Image by dwrawlinson via FlickrThe bloody inter-ethnic fighting in southern Kyrgyzstan, centred for the most part in the city of Osh, remains the subject of conspiracy theorists and confusion. However, I don’t find these arguments that have been put forward for an international investigation compelling.
Was the violence due to third party instigation? Probably, considering that the Kyrgyz Republic has suffered little from ethnic violence since independence. Osh is a predominantly Uzbek city, but there is little to indicate that the majority of Kyrgyz bore any sort of animosity toward the majority. Only in 1990 has the area seen this type of violence which has more to do with culture than ethnicity. The third party may indeed be the Bakiyev family whose removal from power cost their clan a great deal – both in power and money. Bakiyev’s son, who ran a particularly venal and corrupt operation, lost control of his cash generating vehicles of water and hydro-power, not to mention his percentage interest in the casino at the Hyatt in Bishkek. Attempting to destabilize the interim government by provoking attacks against Uzbek’s in southern Kyrgyzstan would be one, albeit short-sighted and ineffective ways of reversing the results of the revolution. Ineffective because, should the violence had continued it almost surely would have provoked a Russian military intervention and Moscow was decidedly in favour of the interim government. Furthermore, Tashkent might have intervened as well, although Russian troops would have likely prevented that from ever taking place.
Would Russia have been so cynical as to incite civil war for the sole purpose of sending troops to assure control over Bishkek? This does not seem plausible for two reasons. The first is that they supported the ouster of Bakiyev in the first place. Not the least because he reneged on the deal to toss out the NATA (read US) airbase in Manas, but also because he was completely unreliable – for anyone. The second reason is that Russia would need an invitation to rescue the interim government, which never came. The last thing Russia needs is another Georgia either politically or militarily.
Finally, it is difficult to follow the reasoning behind the claim of Islamic extremists. There is no evidence of any type of Islamic militancy being behind the events. It is in the interests of Tashkent – who threw the militants out of the Ferghana valley – and Bishkek to share any information regarding Islamic militant activity. The fact that the Uzbek military made no move to intervene makes this scenario exceedingly unlikely.
Which brings me back to the original point. Why convene an international investigation? The threat to stability in the region is certainly a concern – but not to the UN which would take forever to come to a conclusion while simultaneously irritating everyone in Bishkek, Tashkent and Moscow and accomplish, as usual, nothing.
An investigation by the OSCE, currently chaired by Kazakhstan, might be of some use, but to what end? To assign blame?

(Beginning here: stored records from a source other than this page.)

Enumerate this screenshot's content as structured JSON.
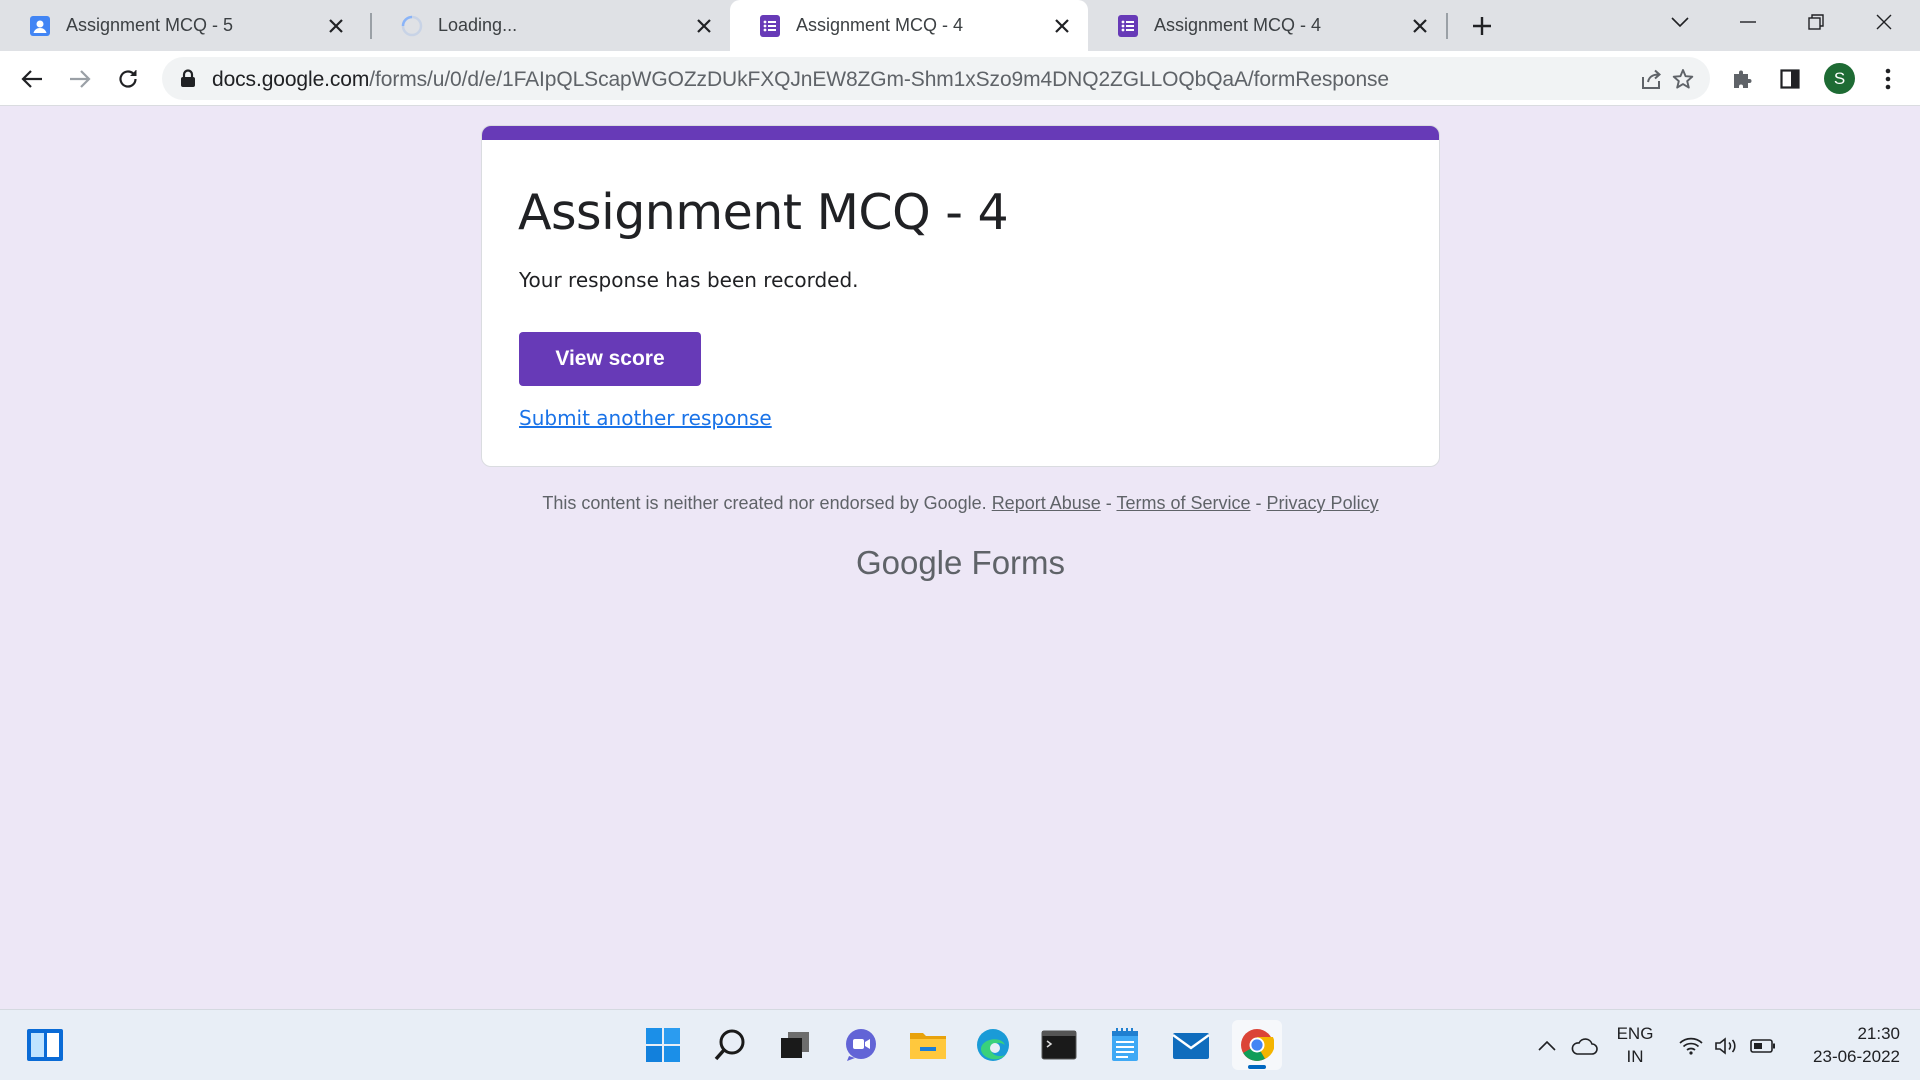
{
  "browser": {
    "tabs": [
      {
        "title": "Assignment MCQ - 5",
        "favicon": "contacts-icon",
        "active": false
      },
      {
        "title": "Loading...",
        "favicon": "loading-spinner-icon",
        "active": false
      },
      {
        "title": "Assignment MCQ - 4",
        "favicon": "google-forms-icon",
        "active": true
      },
      {
        "title": "Assignment MCQ - 4",
        "favicon": "google-forms-icon",
        "active": false
      }
    ],
    "url_domain": "docs.google.com",
    "url_path": "/forms/u/0/d/e/1FAIpQLScapWGOZzDUkFXQJnEW8ZGm-Shm1xSzo9m4DNQ2ZGLLOQbQaA/formResponse",
    "profile_initial": "S",
    "accent_color": "#673ab7"
  },
  "form": {
    "title": "Assignment MCQ - 4",
    "confirmation": "Your response has been recorded.",
    "view_score_label": "View score",
    "submit_another_label": "Submit another response"
  },
  "footer": {
    "disclaimer": "This content is neither created nor endorsed by Google.",
    "report_abuse": "Report Abuse",
    "separator": "-",
    "terms": "Terms of Service",
    "privacy": "Privacy Policy",
    "brand_google": "Google",
    "brand_forms": "Forms"
  },
  "taskbar": {
    "apps": [
      "start-icon",
      "search-icon",
      "task-view-icon",
      "chat-icon",
      "file-explorer-icon",
      "edge-icon",
      "terminal-icon",
      "notepad-icon",
      "mail-icon",
      "chrome-icon"
    ],
    "language_line1": "ENG",
    "language_line2": "IN",
    "time": "21:30",
    "date": "23-06-2022"
  }
}
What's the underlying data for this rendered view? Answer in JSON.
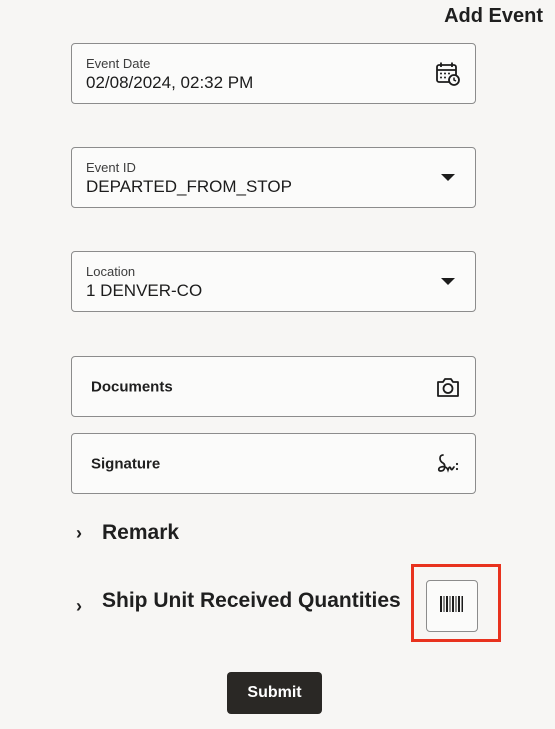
{
  "header": {
    "title": "Add Event"
  },
  "fields": {
    "event_date": {
      "label": "Event Date",
      "value": "02/08/2024, 02:32 PM",
      "icon": "calendar-clock-icon"
    },
    "event_id": {
      "label": "Event ID",
      "value": "DEPARTED_FROM_STOP",
      "icon": "dropdown-caret-icon"
    },
    "location": {
      "label": "Location",
      "value": "1 DENVER-CO",
      "icon": "dropdown-caret-icon"
    },
    "documents": {
      "label": "Documents",
      "icon": "camera-icon"
    },
    "signature": {
      "label": "Signature",
      "icon": "signature-icon"
    }
  },
  "sections": {
    "remark": {
      "label": "Remark",
      "chevron": "›"
    },
    "ship_unit": {
      "label": "Ship Unit Received Quantities",
      "chevron": "›"
    }
  },
  "barcode": {
    "icon": "barcode-icon",
    "highlight_color": "#e8321e"
  },
  "actions": {
    "submit_label": "Submit"
  }
}
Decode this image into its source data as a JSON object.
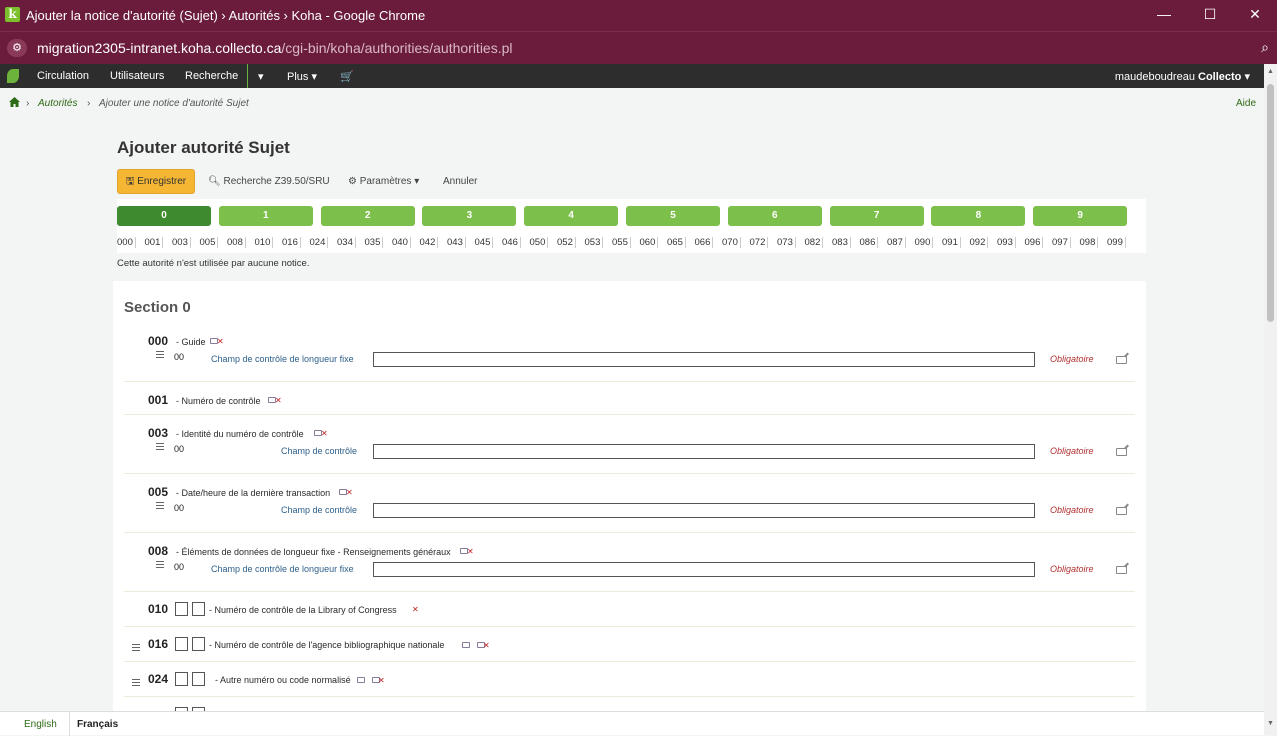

That would be an enormous waste of time and might raise the temperature rather than the opposite. A regional discussion would be useful, behind the scenes and one not aimed at identifying a culprit. In Central Asia issues such as this are not discussed publically. They are addressed in private and in Astana, Bishkek or Tashkent. Keep in mind that the Kazaks treat the Kyrgyz as their little brothers, with more than a little condescension. The Uzbeks are the largest and most powerful country in the region, a fact that causes concern in the Kremlin, and not inclined to be tolerant of bad publicity. The Kyrgyz are fiercely proud and already feel put upon by the US, Russia, China and the rest of their neighbours, except the Tajiks, who are in worse shape.